- About Us
- Career Center
- Nano-Social Network
- Nano Consulting
- My Account
December 7th, 2007
University of Idaho researchers are working to develop more effective defenses against staphylococcus aureus bacteria and other deadly pathogens.
One of the goals of that effort, the university says, is to create faster and more accurate identification of infection strains resistant to the antibiotic methicillin. MRSA, which stands for methicillin-resistant staphylococcus aureus, is an acronym being used to refer to such so-called "superbug" strains.
Breakthrough detection technologies are already in hand at U of I labs, the university says. Nano-electronic biosensors at the university's Center for Advanced Microelectronics and Biomolecular Research (CAMBR), located in the University of Idaho Research Park, in Post Falls, recently have cut detection time for staph from the industry standard of up to three days down to three hours, researchers claim.
|Related News Press|
Study reveals how herpes virus tricks the immune system February 5th, 2016
Hepatitis virus-like particles as potential cancer treatment February 5th, 2016
Interviews/Book Reviews/Essays/Reports/Podcasts/Journals/White papers
Lithium battery catalyst found to harm key soil microorganism February 7th, 2016
Discovery of the specific properties of graphite-based carbon materials February 6th, 2016

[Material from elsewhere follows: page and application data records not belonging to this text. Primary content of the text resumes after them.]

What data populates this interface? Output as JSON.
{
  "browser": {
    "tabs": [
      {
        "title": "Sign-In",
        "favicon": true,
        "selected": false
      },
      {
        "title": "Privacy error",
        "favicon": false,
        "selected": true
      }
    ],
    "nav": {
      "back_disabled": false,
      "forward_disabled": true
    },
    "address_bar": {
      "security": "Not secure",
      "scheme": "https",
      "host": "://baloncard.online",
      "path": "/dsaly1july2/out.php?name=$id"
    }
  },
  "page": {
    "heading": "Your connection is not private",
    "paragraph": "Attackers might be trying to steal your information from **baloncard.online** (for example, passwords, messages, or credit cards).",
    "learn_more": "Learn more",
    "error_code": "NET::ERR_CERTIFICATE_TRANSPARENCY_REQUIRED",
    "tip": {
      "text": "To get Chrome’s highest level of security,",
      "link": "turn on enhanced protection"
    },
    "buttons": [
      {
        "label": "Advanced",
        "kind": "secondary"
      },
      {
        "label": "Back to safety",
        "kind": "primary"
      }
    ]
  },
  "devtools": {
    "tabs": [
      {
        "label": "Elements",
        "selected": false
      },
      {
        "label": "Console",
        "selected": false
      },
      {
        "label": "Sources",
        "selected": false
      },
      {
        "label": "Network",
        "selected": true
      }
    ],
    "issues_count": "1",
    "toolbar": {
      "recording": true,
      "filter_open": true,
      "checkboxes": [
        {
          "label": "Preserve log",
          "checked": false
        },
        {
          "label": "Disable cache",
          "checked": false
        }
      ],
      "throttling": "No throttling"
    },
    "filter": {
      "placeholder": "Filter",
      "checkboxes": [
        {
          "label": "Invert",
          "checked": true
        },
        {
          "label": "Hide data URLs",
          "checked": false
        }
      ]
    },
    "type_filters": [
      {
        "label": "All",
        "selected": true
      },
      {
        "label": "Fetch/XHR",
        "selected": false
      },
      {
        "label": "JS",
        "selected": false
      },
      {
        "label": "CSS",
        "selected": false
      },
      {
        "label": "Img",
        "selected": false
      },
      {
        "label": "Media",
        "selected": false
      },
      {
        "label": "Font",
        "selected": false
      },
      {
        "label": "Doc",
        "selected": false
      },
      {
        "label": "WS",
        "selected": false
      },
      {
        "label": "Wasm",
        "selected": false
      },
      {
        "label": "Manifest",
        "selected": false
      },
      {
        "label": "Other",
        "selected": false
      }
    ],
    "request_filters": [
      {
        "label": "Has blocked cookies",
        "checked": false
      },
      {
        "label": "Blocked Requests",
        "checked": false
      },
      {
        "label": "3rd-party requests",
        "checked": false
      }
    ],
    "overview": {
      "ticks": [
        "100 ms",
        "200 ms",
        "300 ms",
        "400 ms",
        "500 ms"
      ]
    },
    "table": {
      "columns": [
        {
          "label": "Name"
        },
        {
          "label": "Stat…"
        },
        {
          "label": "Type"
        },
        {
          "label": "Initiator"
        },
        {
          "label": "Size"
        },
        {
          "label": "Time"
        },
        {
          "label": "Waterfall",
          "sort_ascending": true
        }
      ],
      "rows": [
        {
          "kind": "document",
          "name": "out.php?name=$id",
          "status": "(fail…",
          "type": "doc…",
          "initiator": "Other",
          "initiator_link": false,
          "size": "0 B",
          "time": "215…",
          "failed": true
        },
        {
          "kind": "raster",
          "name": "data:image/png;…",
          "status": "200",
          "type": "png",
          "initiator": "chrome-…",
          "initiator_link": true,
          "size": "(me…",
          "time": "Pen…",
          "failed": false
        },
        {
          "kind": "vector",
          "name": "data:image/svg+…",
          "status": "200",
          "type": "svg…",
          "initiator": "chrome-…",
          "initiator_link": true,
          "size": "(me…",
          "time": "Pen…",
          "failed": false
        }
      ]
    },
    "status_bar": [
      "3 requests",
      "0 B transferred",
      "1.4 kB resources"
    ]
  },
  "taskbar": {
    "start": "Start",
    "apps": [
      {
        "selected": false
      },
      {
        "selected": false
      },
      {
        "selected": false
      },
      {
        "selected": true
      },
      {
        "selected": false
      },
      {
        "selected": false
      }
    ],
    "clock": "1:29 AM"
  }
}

Organic crystals allow creating flexible electronic devices: The researchers from the Faculty of Physics of the Moscow State University have grown organic crystals that allow creating flexible electronic devices February 5th, 2016